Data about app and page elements
-----

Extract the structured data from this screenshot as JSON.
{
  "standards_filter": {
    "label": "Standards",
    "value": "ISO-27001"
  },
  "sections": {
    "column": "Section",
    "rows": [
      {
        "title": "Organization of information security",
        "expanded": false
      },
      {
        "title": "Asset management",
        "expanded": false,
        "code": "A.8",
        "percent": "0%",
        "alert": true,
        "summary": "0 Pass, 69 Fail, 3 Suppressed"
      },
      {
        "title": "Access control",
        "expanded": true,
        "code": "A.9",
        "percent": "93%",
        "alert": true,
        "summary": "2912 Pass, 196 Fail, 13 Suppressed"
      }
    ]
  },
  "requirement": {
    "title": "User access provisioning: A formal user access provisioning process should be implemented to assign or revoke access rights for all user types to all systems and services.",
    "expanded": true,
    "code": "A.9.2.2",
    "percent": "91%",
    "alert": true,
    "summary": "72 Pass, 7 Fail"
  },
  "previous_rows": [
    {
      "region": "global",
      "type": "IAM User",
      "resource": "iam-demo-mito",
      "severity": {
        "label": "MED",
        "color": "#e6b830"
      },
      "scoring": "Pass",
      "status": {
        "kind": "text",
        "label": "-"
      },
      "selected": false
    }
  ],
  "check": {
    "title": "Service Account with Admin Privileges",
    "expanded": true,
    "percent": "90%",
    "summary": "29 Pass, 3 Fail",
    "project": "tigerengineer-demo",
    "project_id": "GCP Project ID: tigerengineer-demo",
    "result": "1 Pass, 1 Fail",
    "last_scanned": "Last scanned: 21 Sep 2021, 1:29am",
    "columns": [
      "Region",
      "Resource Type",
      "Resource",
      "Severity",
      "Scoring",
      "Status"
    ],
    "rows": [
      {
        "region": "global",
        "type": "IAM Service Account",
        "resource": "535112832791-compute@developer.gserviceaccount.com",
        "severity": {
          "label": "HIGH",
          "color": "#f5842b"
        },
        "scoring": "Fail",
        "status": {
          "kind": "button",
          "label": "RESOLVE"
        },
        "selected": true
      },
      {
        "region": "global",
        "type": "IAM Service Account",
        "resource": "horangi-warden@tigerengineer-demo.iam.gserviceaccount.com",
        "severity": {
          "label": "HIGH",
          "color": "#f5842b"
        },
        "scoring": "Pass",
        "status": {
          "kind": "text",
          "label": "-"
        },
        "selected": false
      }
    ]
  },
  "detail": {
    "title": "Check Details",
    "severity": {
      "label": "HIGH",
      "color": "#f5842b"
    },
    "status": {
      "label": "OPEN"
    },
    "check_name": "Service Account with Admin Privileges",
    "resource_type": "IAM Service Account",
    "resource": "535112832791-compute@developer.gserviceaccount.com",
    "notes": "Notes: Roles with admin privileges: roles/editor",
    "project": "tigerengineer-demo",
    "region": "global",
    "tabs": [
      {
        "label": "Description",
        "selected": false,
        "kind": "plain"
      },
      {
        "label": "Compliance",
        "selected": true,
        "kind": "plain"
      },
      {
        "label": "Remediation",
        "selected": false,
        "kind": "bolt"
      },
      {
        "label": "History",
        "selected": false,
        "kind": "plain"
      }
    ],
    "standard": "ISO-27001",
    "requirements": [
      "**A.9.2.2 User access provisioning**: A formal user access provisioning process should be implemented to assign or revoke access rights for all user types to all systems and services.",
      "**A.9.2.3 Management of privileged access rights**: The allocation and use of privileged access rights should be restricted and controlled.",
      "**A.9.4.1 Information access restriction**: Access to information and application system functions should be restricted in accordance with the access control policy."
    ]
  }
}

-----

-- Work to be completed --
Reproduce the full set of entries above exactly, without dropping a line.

-- Expected output --
Extract the structured data from this screenshot as JSON.
{
  "standards_filter": {
    "label": "Standards",
    "value": "ISO-27001"
  },
  "sections": {
    "column": "Section",
    "rows": [
      {
        "title": "Organization of information security",
        "expanded": false
      },
      {
        "title": "Asset management",
        "expanded": false,
        "code": "A.8",
        "percent": "0%",
        "alert": true,
        "summary": "0 Pass, 69 Fail, 3 Suppressed"
      },
      {
        "title": "Access control",
        "expanded": true,
        "code": "A.9",
        "percent": "93%",
        "alert": true,
        "summary": "2912 Pass, 196 Fail, 13 Suppressed"
      }
    ]
  },
  "requirement": {
    "title": "User access provisioning: A formal user access provisioning process should be implemented to assign or revoke access rights for all user types to all systems and services.",
    "expanded": true,
    "code": "A.9.2.2",
    "percent": "91%",
    "alert": true,
    "summary": "72 Pass, 7 Fail"
  },
  "previous_rows": [
    {
      "region": "global",
      "type": "IAM User",
      "resource": "iam-demo-mito",
      "severity": {
        "label": "MED",
        "color": "#e6b830"
      },
      "scoring": "Pass",
      "status": {
        "kind": "text",
        "label": "-"
      },
      "selected": false
    }
  ],
  "check": {
    "title": "Service Account with Admin Privileges",
    "expanded": true,
    "percent": "90%",
    "summary": "29 Pass, 3 Fail",
    "project": "tigerengineer-demo",
    "project_id": "GCP Project ID: tigerengineer-demo",
    "result": "1 Pass, 1 Fail",
    "last_scanned": "Last scanned: 21 Sep 2021, 1:29am",
    "columns": [
      "Region",
      "Resource Type",
      "Resource",
      "Severity",
      "Scoring",
      "Status"
    ],
    "rows": [
      {
        "region": "global",
        "type": "IAM Service Account",
        "resource": "535112832791-compute@developer.gserviceaccount.com",
        "severity": {
          "label": "HIGH",
          "color": "#f5842b"
        },
        "scoring": "Fail",
        "status": {
          "kind": "button",
          "label": "RESOLVE"
        },
        "selected": true
      },
      {
        "region": "global",
        "type": "IAM Service Account",
        "resource": "horangi-warden@tigerengineer-demo.iam.gserviceaccount.com",
        "severity": {
          "label": "HIGH",
          "color": "#f5842b"
        },
        "scoring": "Pass",
        "status": {
          "kind": "text",
          "label": "-"
        },
        "selected": false
      }
    ]
  },
  "detail": {
    "title": "Check Details",
    "severity": {
      "label": "HIGH",
      "color": "#f5842b"
    },
    "status": {
      "label": "OPEN"
    },
    "check_name": "Service Account with Admin Privileges",
    "resource_type": "IAM Service Account",
    "resource": "535112832791-compute@developer.gserviceaccount.com",
    "notes": "Notes: Roles with admin privileges: roles/editor",
    "project": "tigerengineer-demo",
    "region": "global",
    "tabs": [
      {
        "label": "Description",
        "selected": false,
        "kind": "plain"
      },
      {
        "label": "Compliance",
        "selected": true,
        "kind": "plain"
      },
      {
        "label": "Remediation",
        "selected": false,
        "kind": "bolt"
      },
      {
        "label": "History",
        "selected": false,
        "kind": "plain"
      }
    ],
    "standard": "ISO-27001",
    "requirements": [
      "**A.9.2.2 User access provisioning**: A formal user access provisioning process should be implemented to assign or revoke access rights for all user types to all systems and services.",
      "**A.9.2.3 Management of privileged access rights**: The allocation and use of privileged access rights should be restricted and controlled.",
      "**A.9.4.1 Information access restriction**: Access to information and application system functions should be restricted in accordance with the access control policy."
    ]
  }
}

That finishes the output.